The song was recorded for a collaborative cover album in honor of the godfathers of heavy metal. An album where multiple metal bands give tribute Black Sabbath. The collaboration is discontinued because there are disagreements with the record label. Pantera decides to release the track on Far Beyond Driven. The sound is very trippy and eccentric, but doesn’t lose its characteristic Pantera vibe.

Pantera

 A year after releasing the album Phil Anselmo suffers a heart attack due to an overdose. He takes some time out from the band. Meanwhile tension between the band members increases. Therefore, the greater part of the album The Great Southern Trendkill was recorder separately. The Abbott brothers are working together with bass player Rex Brown in their home studio in Dallas, but Phil Anselmo sends his parts from New Orleans.

Pantera releases one more album after The Great Southern Kill. Reinventing the Steel from 2000 is a tribute to the genre, the fans and the history of the band. Yet, tensions still divide Anselmo and the rest.

Shooting

In 2003 Dimebag Darrell and Vinnie Paul decide to break up the band to start a new project: Damage Plan. During one of the concerts a confused fan stumbles on the stage with gun, and shoots Dimebag. The rest of band and the roadies can barely escape.

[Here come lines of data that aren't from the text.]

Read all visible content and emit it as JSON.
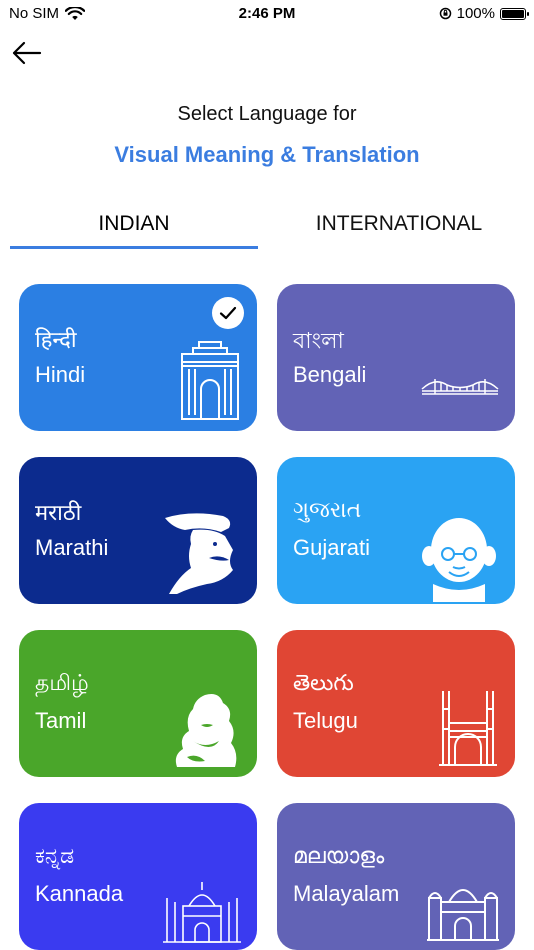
{
  "status": {
    "carrier": "No SIM",
    "time": "2:46 PM",
    "battery": "100%"
  },
  "header": {
    "title": "Select Language for",
    "subtitle": "Visual Meaning & Translation"
  },
  "tabs": [
    {
      "label": "INDIAN",
      "active": true
    },
    {
      "label": "INTERNATIONAL",
      "active": false
    }
  ],
  "languages": [
    {
      "native": "हिन्दी",
      "english": "Hindi",
      "color": "#2b7fe3",
      "selected": true,
      "icon": "india-gate-icon"
    },
    {
      "native": "বাংলা",
      "english": "Bengali",
      "color": "#6263b6",
      "selected": false,
      "icon": "howrah-bridge-icon"
    },
    {
      "native": "मराठी",
      "english": "Marathi",
      "color": "#0c2b8e",
      "selected": false,
      "icon": "shivaji-portrait-icon"
    },
    {
      "native": "ગુજરાત",
      "english": "Gujarati",
      "color": "#2aa3f3",
      "selected": false,
      "icon": "gandhi-portrait-icon"
    },
    {
      "native": "தமிழ்",
      "english": "Tamil",
      "color": "#4aa62a",
      "selected": false,
      "icon": "adiyogi-statue-icon"
    },
    {
      "native": "తెలుగు",
      "english": "Telugu",
      "color": "#e04634",
      "selected": false,
      "icon": "charminar-icon"
    },
    {
      "native": "ಕನ್ನಡ",
      "english": "Kannada",
      "color": "#3a3bf0",
      "selected": false,
      "icon": "mysore-palace-icon"
    },
    {
      "native": "മലയാളം",
      "english": "Malayalam",
      "color": "#6263b6",
      "selected": false,
      "icon": "mosque-icon"
    }
  ]
}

Local police stop the shooter before he can do more damage. The event not only signals the definitive end of Pantera, but also the death of one of the world’s leading guitar virtuosos. The metal scene is shocked by the death of Dimebag Darrell. To honor him Eddie van Halen even lays one of his notorious Frankenstein Guitars with Darrell in his grave.

Metal Revival

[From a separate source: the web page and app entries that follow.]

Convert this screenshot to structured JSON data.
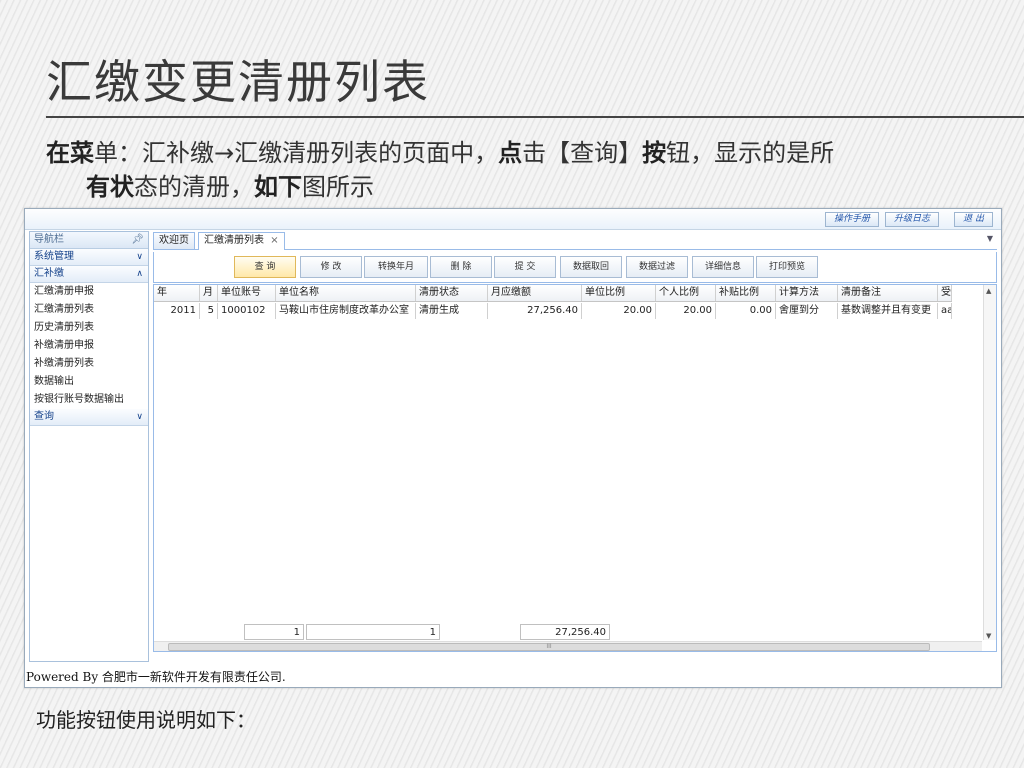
{
  "slide": {
    "title": "汇缴变更清册列表",
    "intro_line1": [
      {
        "t": "在菜",
        "b": true
      },
      {
        "t": "单：汇补缴→汇缴清册列表的页面中，",
        "b": false
      },
      {
        "t": "点",
        "b": true
      },
      {
        "t": "击【查询】",
        "b": false
      },
      {
        "t": "按",
        "b": true
      },
      {
        "t": "钮，显示的是所",
        "b": false
      }
    ],
    "intro_line2": [
      {
        "t": "有状",
        "b": true
      },
      {
        "t": "态的清册，",
        "b": false
      },
      {
        "t": "如下",
        "b": true
      },
      {
        "t": "图所示",
        "b": false
      }
    ],
    "bottom_note": "功能按钮使用说明如下："
  },
  "app": {
    "top_buttons": [
      "操作手册",
      "升级日志",
      "退 出"
    ],
    "sidebar": {
      "header": "导航栏",
      "pin_icon": "pin-icon",
      "sections": [
        {
          "label": "系统管理",
          "state": "collapsed",
          "items": []
        },
        {
          "label": "汇补缴",
          "state": "expanded",
          "items": [
            "汇缴清册申报",
            "汇缴清册列表",
            "历史清册列表",
            "补缴清册申报",
            "补缴清册列表",
            "数据输出",
            "按银行账号数据输出"
          ]
        },
        {
          "label": "查询",
          "state": "collapsed",
          "items": []
        }
      ]
    },
    "tabs": [
      {
        "label": "欢迎页",
        "active": false
      },
      {
        "label": "汇缴清册列表",
        "active": true,
        "closable": true
      }
    ],
    "toolbar": [
      "查 询",
      "修 改",
      "转换年月",
      "删 除",
      "提 交",
      "数据取回",
      "数据过滤",
      "详细信息",
      "打印预览"
    ],
    "grid": {
      "columns": [
        "年",
        "月",
        "单位账号",
        "单位名称",
        "清册状态",
        "月应缴额",
        "单位比例",
        "个人比例",
        "补贴比例",
        "计算方法",
        "清册备注",
        "受"
      ],
      "rows": [
        [
          "2011",
          "5",
          "1000102",
          "马鞍山市住房制度改革办公室",
          "清册生成",
          "27,256.40",
          "20.00",
          "20.00",
          "0.00",
          "舍厘到分",
          "基数调整并且有变更",
          "aa"
        ]
      ],
      "summary": {
        "count_a": "1",
        "count_b": "1",
        "total": "27,256.40"
      },
      "scroll_marker": "III"
    },
    "footer": "Powered By 合肥市一新软件开发有限责任公司."
  },
  "colors": {
    "accent": "#15428b",
    "border": "#99bbe8",
    "selected_button": "#ffe8a8"
  }
}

In 2014 Pantera celebrates the 20-year existence of their most successful album. Far Beyond Driven 20th Anniversary Edition Delux is a remastered double sides release of their classic record. The fans are treated to a live recording of the Monsters of Rock 1994 concert. Whatever your opinion on Far Beyond Driven is, metal was never the same afterwards.

Together with its predecessor Vulgar Display of Power is one of the albums that started a spiritual revolution of the metal genre. It paved the way for bands like Slipknot, Mudvayne and Korn. A new sub-genre was born: nu metal.